One of the things that makes IBM stand out is its dividends. The company has a quarterly dividend rate of $1.40 per share, which translates to an annual dividend yield of 3.51%. In today’s market conditions, it is one of the highest-yielding holdings of Berkshire. Moreover, IBM has been raising its dividends for 21 consecutive years.
The company’s business, on the other hand, has been less than stellar. Revenue has been declining for 17 straight quarters on a year-over-year basis; the bottom line deteriorated as well. In the second quarter of 2016, IBM’s earnings per share came in at $2.61, significantly lower than the $3.50 per share earned in the year-ago period. (Source: “IBM Reports 2016 Second-Quarter Earnings,” International Business Machines Corp, July 18, 2016.)
IBM is trying to turn things around by focusing on the cloud, analytics, and engagement—its so-called strategic imperatives. In the second quarter, cloud revenue (including public, private, and hybrid cloud) increased 30% year-over-year, while revenue from analytics increased five percent.
The company returned $1.3 billion in dividends and $0.8 billion in share buybacks to shareholders in the most recent quarter. As of the end of June, IBM has $3.9 billion remaining in its current share repurchase authorization.
General Motors Company (NYSE:GM) is the highest-yielding holding in Buffett’s Berkshire Hathaway portfolio. With a quarterly dividend rate of $0.38, General Motors has an annual dividend yield of 4.8%.
While the downfall of the U.S. automotive sector was not that long ago, today’s GM is a very different company. In the second quarter of 2016, GM’s revenue grew 11% year-over-year, reaching a record $42.4 billion. Net income came in at $2.9 billion, a whopping 157% increase from the second quarter of 2015. (Source: “GM Reports Second Quarter Net Income of $2.9 Billion, Up 157 Percent,” General Motors Company, July 21, 2016.)
Vehicle sales picked up as well. General Motors sold 236,235 vehicles to retail customers in July, a five percent increase year-over-year. GM’s brands—Chevrolet, GMC, Buick, and Cadillac—collectively had their best July retail sales performance since 2007. At the same time, GM’s retail market share rose one percentage point to 17.9%, its highest level since December 2011. (Source: “GM’s Gains One Percentage Point of Retail Share in July, Driving Share to Highest Level Since December 2011,” General Motors Company, August 2, 2016.)
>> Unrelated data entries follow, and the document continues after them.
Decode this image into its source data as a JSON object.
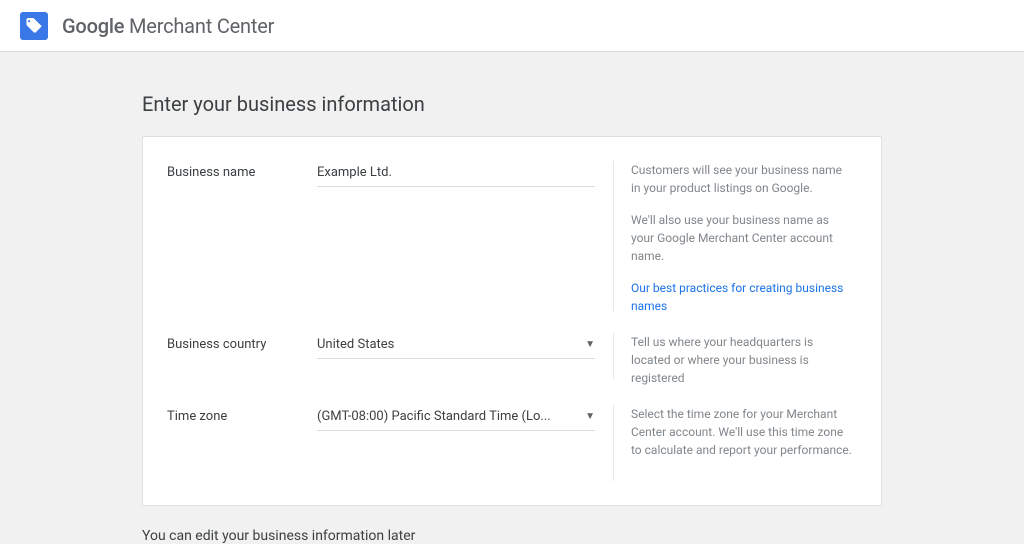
{
  "header": {
    "brand_google": "Google",
    "brand_product": " Merchant Center"
  },
  "page": {
    "title": "Enter your business information",
    "footer_note": "You can edit your business information later"
  },
  "form": {
    "business_name": {
      "label": "Business name",
      "value": "Example Ltd.",
      "help1": "Customers will see your business name in your product listings on Google.",
      "help2": "We'll also use your business name as your Google Merchant Center account name.",
      "link": "Our best practices for creating business names"
    },
    "business_country": {
      "label": "Business country",
      "value": "United States",
      "help": "Tell us where your headquarters is located or where your business is registered"
    },
    "time_zone": {
      "label": "Time zone",
      "value": "(GMT-08:00) Pacific Standard Time (Lo...",
      "help": "Select the time zone for your Merchant Center account. We'll use this time zone to calculate and report your performance."
    }
  }
}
General Motors stock also has quite low valuations. At $31.67 a share, GM stock is trading at just over four times its earnings.
With a booming business, attractive dividends, and a great price, it shouldn’t be a surprise that GM stock has a spot in Buffett’s investment portfolio. By the end of the second quarter, Berkshire owned 50 million shares of GM stock, with a value of $1.4 billion.